In the common law, the antecedant of the doctrine of double jeopardy applied only to final judgment. A defendant could plead that a new trial was barred by the fact that he was autrefois acquit "previously acquitted" or autrefois convict "previously convicted". However, the prohibition has developed in such a way as to preclude, with certain exceptions, more than one trial for the same offense, even if no verdict was reached in the first trial. As Blackstone (4 W. Blackstone, Commentaries 26) put it:

no man is to be brought into jeopardy of his life more than once for the same offence.

If a final judgment is not required for a prosecution to preclude a later prosecution, the question arises as to the point at which we shall say that the first prosecution should count. This point is known, after Blackstone's formulation above, as the point at which "jeopardy has attached". In cases tried before a jury, jeopardy attaches when the jury is sworn. In cases tried before a judge, jeopardy attaches when the first witness is sworn.

Last night I was watching Law and Order and for the umpteenth time heard the expression "double jeopardy has (not) attached". Whenever I hear this it makes me wince, and I hear it a lot on Law and Order. Real lawyers do not say this, for good reason: it doesn't make any sense. What "attaches" once a certain point is reached in a prosecution is plain "jeopardy"; "double jeopardy" is what would happen if that first prosecution were allowed to be followed by a second prosecution for the same offense.

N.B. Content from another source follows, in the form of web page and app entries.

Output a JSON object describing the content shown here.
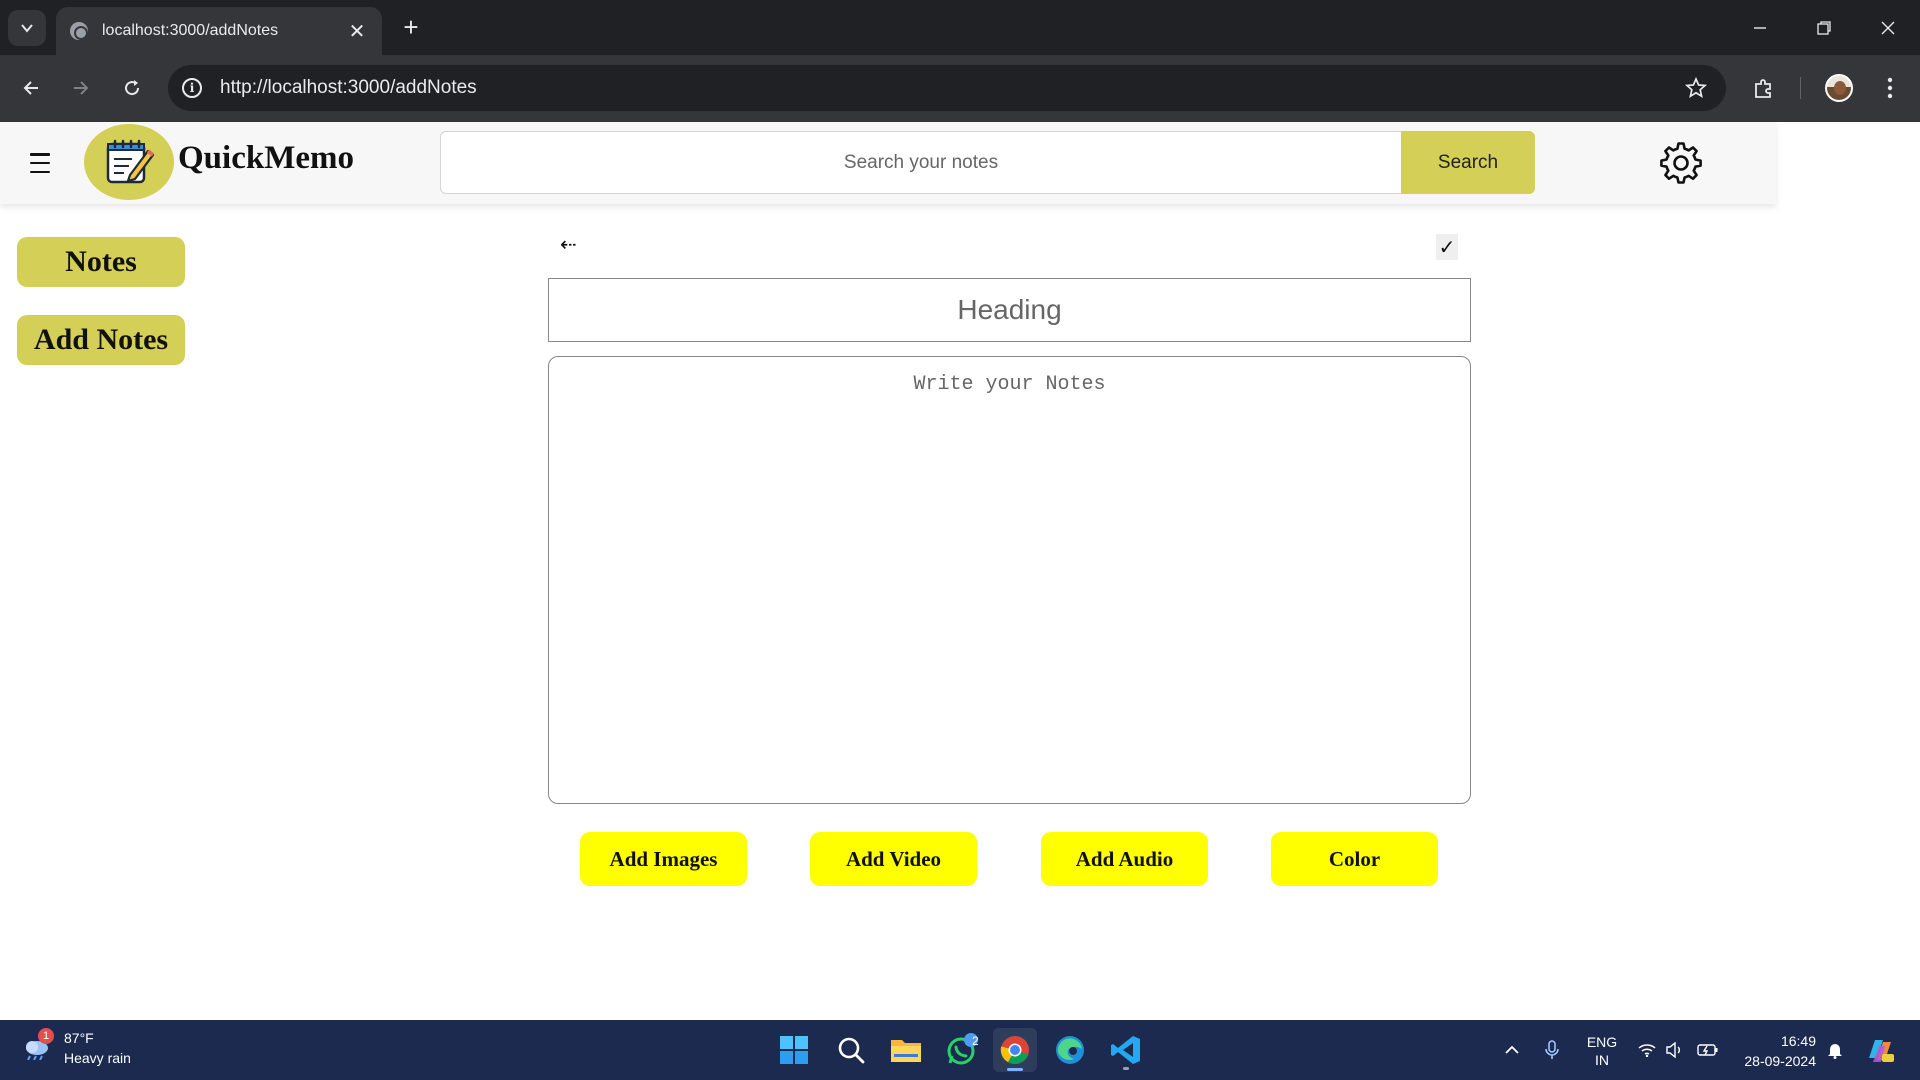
{
  "browser": {
    "tab_title": "localhost:3000/addNotes",
    "tab_close": "✕",
    "new_tab": "+",
    "url": "http://localhost:3000/addNotes",
    "info_glyph": "i"
  },
  "app": {
    "brand": "QuickMemo",
    "search": {
      "placeholder": "Search your notes",
      "button_label": "Search"
    },
    "sidebar": {
      "items": [
        {
          "label": "Notes"
        },
        {
          "label": "Add Notes"
        }
      ]
    },
    "editor": {
      "back_glyph": "⇠",
      "save_glyph": "✓",
      "heading_placeholder": "Heading",
      "body_placeholder": "Write your Notes"
    },
    "actions": [
      {
        "label": "Add Images"
      },
      {
        "label": "Add Video"
      },
      {
        "label": "Add Audio"
      },
      {
        "label": "Color"
      }
    ],
    "colors": {
      "accent": "#d4cf56",
      "action_yellow": "#ffff00"
    }
  },
  "taskbar": {
    "weather": {
      "badge": "1",
      "temp": "87°F",
      "desc": "Heavy rain"
    },
    "whatsapp_badge": "2",
    "language": {
      "line1": "ENG",
      "line2": "IN"
    },
    "clock": {
      "time": "16:49",
      "date": "28-09-2024"
    },
    "icons": [
      "start-icon",
      "search-icon",
      "file-explorer-icon",
      "whatsapp-icon",
      "chrome-icon",
      "edge-icon",
      "vscode-icon"
    ]
  }
}
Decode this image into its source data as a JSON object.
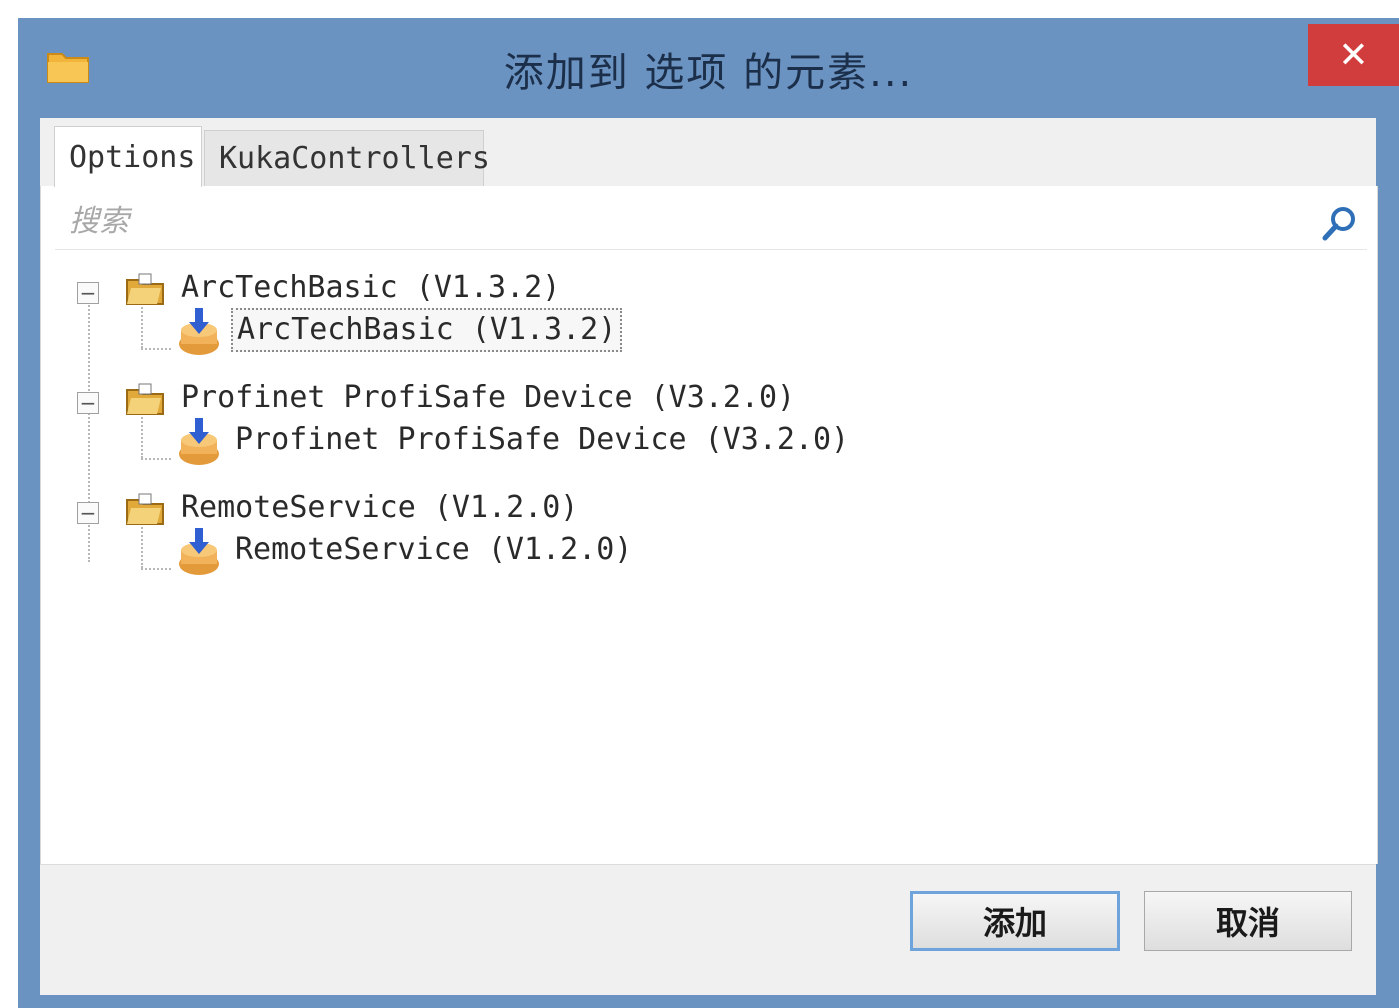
{
  "window": {
    "title": "添加到 选项 的元素...",
    "close_label": "✕"
  },
  "tabs": [
    {
      "label": "Options",
      "active": true
    },
    {
      "label": "KukaControllers",
      "active": false
    }
  ],
  "search": {
    "placeholder": "搜索"
  },
  "tree": [
    {
      "label": "ArcTechBasic (V1.3.2)",
      "expanded": true,
      "children": [
        {
          "label": "ArcTechBasic (V1.3.2)",
          "selected": true
        }
      ]
    },
    {
      "label": "Profinet ProfiSafe Device (V3.2.0)",
      "expanded": true,
      "children": [
        {
          "label": "Profinet ProfiSafe Device (V3.2.0)",
          "selected": false
        }
      ]
    },
    {
      "label": "RemoteService (V1.2.0)",
      "expanded": true,
      "children": [
        {
          "label": "RemoteService (V1.2.0)",
          "selected": false
        }
      ]
    }
  ],
  "buttons": {
    "add_label": "添加",
    "cancel_label": "取消"
  },
  "colors": {
    "titlebar": "#6b93c1",
    "close": "#d13c3c",
    "default_button_border": "#6fa3dc"
  }
}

I mention this in part in the probably vain hope that word will get back to the producers of the show and they will stop it, and in part because I wonder how it happens. My understanding is that such legal shows have advisers to keep them accurate. If so, how is it that this one not only got by but is a persistent error? I also wonder how the error arises in the first place. What does someone who says this, or writes it in a script, think that the phrase means? The best I can come up with is that they think it means: "the trial has now reached the point at which an additional trial would result in a violation of the ban on double jeopardy", but that seems awfully contrived and unlikely.

Update: In asserting that real lawyers do not say "double jeopardy has attached" I relied on individual judgment, including that of a law professor. Reader David Cohen ran a search on Westlaw's Federal court database and found numerous instances of this usage, along with "jeopardy has (not) attached", so it seems that real lawyers, in particular, judges, actually do use this expression. He found no instances of the "double jeopardy" usage in Supreme Court opinions, suggesting that it is regarded as a less correct, less formal, usage. It is still a sloppy and awkward usage, but what is contrived for an ordinary person no doubt is less so for judges. This is a nice example of how people's impressions of usage may not reflect the facts as revealed by search of a corpus.

Reader David Seidman suggests a possible motivation for preferring "double jeopardy has (not) attached", namely that for the average, non-lawyer viewer, the meaning of jeopardy having attached may be obscure, while "double jeopardy" is something more likely to be familiar.

Posted by Bill Poser at March 9, 2008 07:31 PM